Many people have been affected by bullying during their school years. Bullying is characterized with abusive, destructive behavior that leaves its victims in complete fear. Students affected by bullying are left with lifelong psychological consequences that commonly require therapy. Schools and educators are focused on eradicating these actions and helping the victims of bullying, but rarely care about the reasons that turn some students into bullies.
The causes of bullying may be cruel, jealous, envious, or angry personality, but bullies may also mistreat other students because they are unhappy, afraid, or insecure. The phenomenon of bullying cannot be eliminated without understanding the psychological traumas that turn young students into bullies.

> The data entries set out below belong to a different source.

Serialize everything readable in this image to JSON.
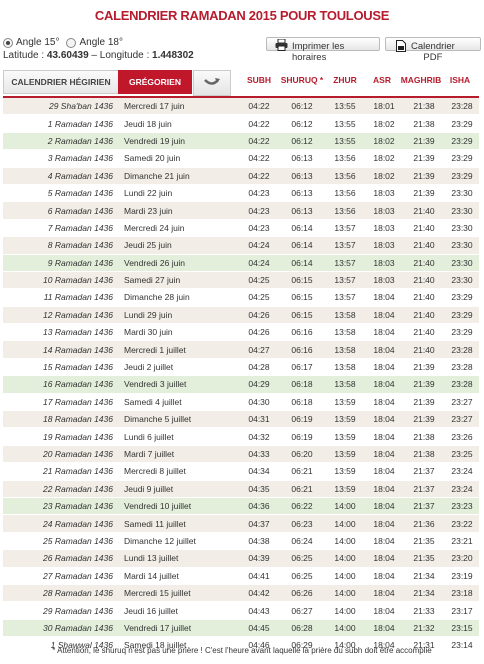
{
  "title": "CALENDRIER RAMADAN 2015 POUR TOULOUSE",
  "options": {
    "angle15": "Angle 15°",
    "angle18": "Angle 18°",
    "latitude_label": "Latitude : ",
    "latitude": "43.60439",
    "longitude_label": " – Longitude : ",
    "longitude": "1.448302"
  },
  "buttons": {
    "print_line1": "Imprimer les",
    "print_line2": "horaires",
    "pdf_line1": "Calendrier",
    "pdf_line2": "PDF"
  },
  "tabs": {
    "hegirien": "CALENDRIER HÉGIRIEN",
    "gregorien": "GRÉGORIEN"
  },
  "columns": {
    "subh": "SUBH",
    "shuruq": "SHURUQ *",
    "zhur": "ZHUR",
    "asr": "ASR",
    "maghrib": "MAGHRIB",
    "isha": "ISHA"
  },
  "colors": {
    "accent": "#b71c2e",
    "friday": "#e3efdb",
    "odd": "#f2ede6"
  },
  "rows": [
    [
      "29 Sha'ban 1436",
      "Mercredi 17 juin",
      "04:22",
      "06:12",
      "13:55",
      "18:01",
      "21:38",
      "23:28"
    ],
    [
      "1 Ramadan 1436",
      "Jeudi 18 juin",
      "04:22",
      "06:12",
      "13:55",
      "18:02",
      "21:38",
      "23:29"
    ],
    [
      "2 Ramadan 1436",
      "Vendredi 19 juin",
      "04:22",
      "06:12",
      "13:55",
      "18:02",
      "21:39",
      "23:29"
    ],
    [
      "3 Ramadan 1436",
      "Samedi 20 juin",
      "04:22",
      "06:13",
      "13:56",
      "18:02",
      "21:39",
      "23:29"
    ],
    [
      "4 Ramadan 1436",
      "Dimanche 21 juin",
      "04:22",
      "06:13",
      "13:56",
      "18:02",
      "21:39",
      "23:29"
    ],
    [
      "5 Ramadan 1436",
      "Lundi 22 juin",
      "04:23",
      "06:13",
      "13:56",
      "18:03",
      "21:39",
      "23:30"
    ],
    [
      "6 Ramadan 1436",
      "Mardi 23 juin",
      "04:23",
      "06:13",
      "13:56",
      "18:03",
      "21:40",
      "23:30"
    ],
    [
      "7 Ramadan 1436",
      "Mercredi 24 juin",
      "04:23",
      "06:14",
      "13:57",
      "18:03",
      "21:40",
      "23:30"
    ],
    [
      "8 Ramadan 1436",
      "Jeudi 25 juin",
      "04:24",
      "06:14",
      "13:57",
      "18:03",
      "21:40",
      "23:30"
    ],
    [
      "9 Ramadan 1436",
      "Vendredi 26 juin",
      "04:24",
      "06:14",
      "13:57",
      "18:03",
      "21:40",
      "23:30"
    ],
    [
      "10 Ramadan 1436",
      "Samedi 27 juin",
      "04:25",
      "06:15",
      "13:57",
      "18:03",
      "21:40",
      "23:30"
    ],
    [
      "11 Ramadan 1436",
      "Dimanche 28 juin",
      "04:25",
      "06:15",
      "13:57",
      "18:04",
      "21:40",
      "23:29"
    ],
    [
      "12 Ramadan 1436",
      "Lundi 29 juin",
      "04:26",
      "06:15",
      "13:58",
      "18:04",
      "21:40",
      "23:29"
    ],
    [
      "13 Ramadan 1436",
      "Mardi 30 juin",
      "04:26",
      "06:16",
      "13:58",
      "18:04",
      "21:40",
      "23:29"
    ],
    [
      "14 Ramadan 1436",
      "Mercredi 1 juillet",
      "04:27",
      "06:16",
      "13:58",
      "18:04",
      "21:40",
      "23:28"
    ],
    [
      "15 Ramadan 1436",
      "Jeudi 2 juillet",
      "04:28",
      "06:17",
      "13:58",
      "18:04",
      "21:39",
      "23:28"
    ],
    [
      "16 Ramadan 1436",
      "Vendredi 3 juillet",
      "04:29",
      "06:18",
      "13:58",
      "18:04",
      "21:39",
      "23:28"
    ],
    [
      "17 Ramadan 1436",
      "Samedi 4 juillet",
      "04:30",
      "06:18",
      "13:59",
      "18:04",
      "21:39",
      "23:27"
    ],
    [
      "18 Ramadan 1436",
      "Dimanche 5 juillet",
      "04:31",
      "06:19",
      "13:59",
      "18:04",
      "21:39",
      "23:27"
    ],
    [
      "19 Ramadan 1436",
      "Lundi 6 juillet",
      "04:32",
      "06:19",
      "13:59",
      "18:04",
      "21:38",
      "23:26"
    ],
    [
      "20 Ramadan 1436",
      "Mardi 7 juillet",
      "04:33",
      "06:20",
      "13:59",
      "18:04",
      "21:38",
      "23:25"
    ],
    [
      "21 Ramadan 1436",
      "Mercredi 8 juillet",
      "04:34",
      "06:21",
      "13:59",
      "18:04",
      "21:37",
      "23:24"
    ],
    [
      "22 Ramadan 1436",
      "Jeudi 9 juillet",
      "04:35",
      "06:21",
      "13:59",
      "18:04",
      "21:37",
      "23:24"
    ],
    [
      "23 Ramadan 1436",
      "Vendredi 10 juillet",
      "04:36",
      "06:22",
      "14:00",
      "18:04",
      "21:37",
      "23:23"
    ],
    [
      "24 Ramadan 1436",
      "Samedi 11 juillet",
      "04:37",
      "06:23",
      "14:00",
      "18:04",
      "21:36",
      "23:22"
    ],
    [
      "25 Ramadan 1436",
      "Dimanche 12 juillet",
      "04:38",
      "06:24",
      "14:00",
      "18:04",
      "21:35",
      "23:21"
    ],
    [
      "26 Ramadan 1436",
      "Lundi 13 juillet",
      "04:39",
      "06:25",
      "14:00",
      "18:04",
      "21:35",
      "23:20"
    ],
    [
      "27 Ramadan 1436",
      "Mardi 14 juillet",
      "04:41",
      "06:25",
      "14:00",
      "18:04",
      "21:34",
      "23:19"
    ],
    [
      "28 Ramadan 1436",
      "Mercredi 15 juillet",
      "04:42",
      "06:26",
      "14:00",
      "18:04",
      "21:34",
      "23:18"
    ],
    [
      "29 Ramadan 1436",
      "Jeudi 16 juillet",
      "04:43",
      "06:27",
      "14:00",
      "18:04",
      "21:33",
      "23:17"
    ],
    [
      "30 Ramadan 1436",
      "Vendredi 17 juillet",
      "04:45",
      "06:28",
      "14:00",
      "18:04",
      "21:32",
      "23:15"
    ],
    [
      "1 Shawwal 1436",
      "Samedi 18 juillet",
      "04:46",
      "06:29",
      "14:00",
      "18:04",
      "21:31",
      "23:14"
    ]
  ],
  "fridays": [
    2,
    9,
    16,
    23,
    30
  ],
  "footnote": "* Attention, le shuruq n'est pas une prière ! C'est l'heure avant laquelle la prière du subh doit être accomplie"
}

Bullying is approached as a serious issue by schools, teachers, and non-governmental organization. Many students are being harassed by their schoolmates as soon as they walk into the classroom. In today’s digital world, bullying is no longer limited to the classroom. The torture continues on Facebook, Twitter, Instagram and other social media. As a result, the victims of bullying carry serious psychological burden that influences their own actions, thinking patterns, and entire personality. The actions of bullying include physical violence, verbal insults, threats of violence, teasing, making fun of other people, and intimidation. People tend to see bullies as hooligans without manners and proper education, but the reasons behind their attitude are much more complex.
The most obvious reasons we see behind bullying are cruelty, envy, jealousy and anger. Bullies mistreat other students because they are different, do well on the exams, wear glasses, have excess weight, and many other reasons. There is no denial of the fact that many children become bullies because they are spoilt and selfish, so they always want to be the center of attention. They don’t understand how the victims of their actions feel. Unfortunately, even children can be cruel and mean persons who feel good only when they cause harm to other people. Some people’s genetics predispose them to aggression and violence, but genetics do not explain the entire phenomenon of bullying.
It’s easy to say that bullies are insensitive to other people’s feelings and want to make them feel inferior, but we need to look deeper into a bully’s personality to become aware of the reasons that cause such actions. If we search for the roots of aggressive behavior in students, we will inevitably come down to domestic violence in most cases. Children who are facing violence in their families on a daily basis tend to be violent themselves. Most bullies are having serious family problems they want to hide away with improper behavior. In addition, some of these children may have been victims of bullying themselves, so aggression is their protective mechanism. As a result of their actions, these children have no real friends and feel lonely. That isolation grows into a greater frustration they take out on others.
Bullies crave for attention, even if it’s negative and makes other people feel bad. Although genetics play an important part in the development of a child into a bully, this is mostly learned behavior that comes from an unpleasant psychological background. In order to help both the victims and the bullies, teachers need to understand the causes of bullying and target the root of the problem.